Land at Natland Mill Beck Lane, Kendal, Cumbria: Heritage Assessment
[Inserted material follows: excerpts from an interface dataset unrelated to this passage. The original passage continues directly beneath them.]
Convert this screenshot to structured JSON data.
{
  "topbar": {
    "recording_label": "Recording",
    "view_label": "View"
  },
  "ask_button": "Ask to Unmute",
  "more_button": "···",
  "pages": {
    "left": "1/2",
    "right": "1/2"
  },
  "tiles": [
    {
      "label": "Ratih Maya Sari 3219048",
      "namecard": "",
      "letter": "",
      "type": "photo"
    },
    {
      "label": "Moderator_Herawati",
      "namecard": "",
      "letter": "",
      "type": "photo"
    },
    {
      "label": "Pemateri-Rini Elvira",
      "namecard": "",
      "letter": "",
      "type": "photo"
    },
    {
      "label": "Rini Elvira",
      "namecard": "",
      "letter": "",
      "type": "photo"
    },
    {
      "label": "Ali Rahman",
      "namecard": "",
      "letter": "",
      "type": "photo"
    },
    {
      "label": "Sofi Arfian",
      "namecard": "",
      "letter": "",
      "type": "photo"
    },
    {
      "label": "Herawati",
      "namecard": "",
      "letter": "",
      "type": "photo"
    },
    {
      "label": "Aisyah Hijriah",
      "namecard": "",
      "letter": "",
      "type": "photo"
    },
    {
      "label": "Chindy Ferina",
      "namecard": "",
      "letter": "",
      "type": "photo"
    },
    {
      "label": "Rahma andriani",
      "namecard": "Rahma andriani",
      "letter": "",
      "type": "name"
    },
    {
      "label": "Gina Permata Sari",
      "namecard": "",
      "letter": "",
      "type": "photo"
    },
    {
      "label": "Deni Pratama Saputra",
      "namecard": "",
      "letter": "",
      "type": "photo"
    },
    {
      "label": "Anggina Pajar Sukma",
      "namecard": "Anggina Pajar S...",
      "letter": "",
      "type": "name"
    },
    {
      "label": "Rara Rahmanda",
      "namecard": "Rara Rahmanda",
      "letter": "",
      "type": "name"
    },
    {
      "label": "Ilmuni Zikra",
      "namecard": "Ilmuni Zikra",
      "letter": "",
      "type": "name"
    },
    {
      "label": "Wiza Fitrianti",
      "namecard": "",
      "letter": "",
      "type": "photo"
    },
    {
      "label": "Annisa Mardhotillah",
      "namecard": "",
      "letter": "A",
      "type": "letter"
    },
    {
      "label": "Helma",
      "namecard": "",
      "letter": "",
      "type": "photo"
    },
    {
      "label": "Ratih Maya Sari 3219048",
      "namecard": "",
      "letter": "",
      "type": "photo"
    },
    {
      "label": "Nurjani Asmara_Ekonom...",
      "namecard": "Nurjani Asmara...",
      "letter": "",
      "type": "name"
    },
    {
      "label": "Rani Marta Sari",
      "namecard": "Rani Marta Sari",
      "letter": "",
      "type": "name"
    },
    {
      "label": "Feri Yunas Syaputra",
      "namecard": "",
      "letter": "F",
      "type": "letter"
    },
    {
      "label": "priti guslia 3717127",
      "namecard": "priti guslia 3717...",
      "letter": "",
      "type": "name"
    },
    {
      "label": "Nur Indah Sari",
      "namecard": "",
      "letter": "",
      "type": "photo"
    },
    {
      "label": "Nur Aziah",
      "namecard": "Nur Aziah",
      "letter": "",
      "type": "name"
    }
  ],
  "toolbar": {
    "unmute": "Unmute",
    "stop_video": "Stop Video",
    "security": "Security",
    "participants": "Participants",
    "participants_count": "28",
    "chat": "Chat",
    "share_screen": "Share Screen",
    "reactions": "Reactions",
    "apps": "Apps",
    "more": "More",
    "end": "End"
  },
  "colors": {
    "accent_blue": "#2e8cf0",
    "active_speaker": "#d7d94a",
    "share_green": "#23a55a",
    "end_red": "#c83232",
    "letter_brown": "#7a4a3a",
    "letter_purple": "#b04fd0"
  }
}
Greenlane Archaeology was commissioned to carry out a heritage assessment as part of a planning application relating to the development of land at Natland Mill Beck Lane, Kendal, Cumbria. The site largely comprises an area of pasture to the south of Kendal, divided by Natland Beck. Early maps show that the beck formed the boundary between the townships of Kendal to the north and Natland to the south and that the area was therefore somewhat peripheral to both. It had clearly taken its current form by the early 19th century, and was of historic interest for a number of reasons. Firstly, its peripheral location meant that it was close to the site of the gallows belonging to Kendal, which were most likely situated in a field just to the west of the proposed development area. Secondly, it was the location of a number of important industrial sites, initially a water mill of medieval origin, the leat for which ran along the southern edge of the proposed development area and part of which ran through the south-west corner, and later an 18th century bloomforge. The site is also in close proximity to the Lancaster to Kendal Canal, which began construction in the 1790s and was completed in 1819. The heritage assessment identified 13 sites of archaeological interest within the study area all of which were of medieval or post-medieval date.
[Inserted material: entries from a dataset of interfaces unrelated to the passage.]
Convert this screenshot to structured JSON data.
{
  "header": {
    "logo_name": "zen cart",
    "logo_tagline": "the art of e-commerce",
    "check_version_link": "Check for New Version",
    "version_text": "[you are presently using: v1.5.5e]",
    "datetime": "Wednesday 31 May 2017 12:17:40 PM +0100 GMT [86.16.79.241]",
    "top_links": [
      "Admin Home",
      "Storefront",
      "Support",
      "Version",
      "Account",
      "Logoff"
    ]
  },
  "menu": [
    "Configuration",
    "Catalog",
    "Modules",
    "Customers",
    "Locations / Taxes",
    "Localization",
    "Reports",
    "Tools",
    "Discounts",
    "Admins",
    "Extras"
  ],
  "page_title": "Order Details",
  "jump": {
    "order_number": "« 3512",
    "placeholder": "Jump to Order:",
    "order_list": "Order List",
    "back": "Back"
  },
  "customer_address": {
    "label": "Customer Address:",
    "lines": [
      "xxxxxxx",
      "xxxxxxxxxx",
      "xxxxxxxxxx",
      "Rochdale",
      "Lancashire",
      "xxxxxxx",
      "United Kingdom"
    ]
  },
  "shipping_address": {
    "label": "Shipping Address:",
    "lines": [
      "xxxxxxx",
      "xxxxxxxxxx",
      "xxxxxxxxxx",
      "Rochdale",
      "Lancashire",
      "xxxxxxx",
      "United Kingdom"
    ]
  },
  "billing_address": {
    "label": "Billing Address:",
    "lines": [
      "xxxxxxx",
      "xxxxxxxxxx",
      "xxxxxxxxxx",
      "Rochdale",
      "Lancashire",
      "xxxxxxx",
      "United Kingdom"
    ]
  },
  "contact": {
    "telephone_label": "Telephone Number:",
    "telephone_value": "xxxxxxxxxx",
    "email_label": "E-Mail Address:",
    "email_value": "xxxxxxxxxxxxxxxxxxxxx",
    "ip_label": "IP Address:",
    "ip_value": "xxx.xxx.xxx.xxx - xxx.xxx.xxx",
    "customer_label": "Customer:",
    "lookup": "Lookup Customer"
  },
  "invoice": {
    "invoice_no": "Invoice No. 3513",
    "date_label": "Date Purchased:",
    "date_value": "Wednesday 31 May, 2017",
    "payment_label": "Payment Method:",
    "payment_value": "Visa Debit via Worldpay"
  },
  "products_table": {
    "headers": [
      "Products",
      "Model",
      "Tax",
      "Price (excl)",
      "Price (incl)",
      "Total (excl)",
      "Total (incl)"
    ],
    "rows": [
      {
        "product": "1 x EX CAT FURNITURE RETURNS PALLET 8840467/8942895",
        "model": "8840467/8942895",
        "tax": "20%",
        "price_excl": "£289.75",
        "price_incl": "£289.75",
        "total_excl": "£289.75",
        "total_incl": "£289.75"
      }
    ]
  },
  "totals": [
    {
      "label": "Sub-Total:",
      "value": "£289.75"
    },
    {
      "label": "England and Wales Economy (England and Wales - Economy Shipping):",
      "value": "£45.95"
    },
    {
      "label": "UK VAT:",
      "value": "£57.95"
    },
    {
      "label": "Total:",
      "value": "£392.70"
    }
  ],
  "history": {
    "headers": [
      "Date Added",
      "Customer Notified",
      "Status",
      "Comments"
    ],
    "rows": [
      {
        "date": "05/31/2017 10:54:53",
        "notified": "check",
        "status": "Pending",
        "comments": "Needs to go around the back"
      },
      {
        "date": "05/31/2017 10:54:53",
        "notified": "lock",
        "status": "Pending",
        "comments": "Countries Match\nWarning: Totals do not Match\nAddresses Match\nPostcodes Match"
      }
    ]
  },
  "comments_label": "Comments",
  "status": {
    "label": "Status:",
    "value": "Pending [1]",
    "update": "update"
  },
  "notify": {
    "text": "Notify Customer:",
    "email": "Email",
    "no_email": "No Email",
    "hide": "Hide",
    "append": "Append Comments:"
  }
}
The full report will be made available on the Archaeology Data Service website.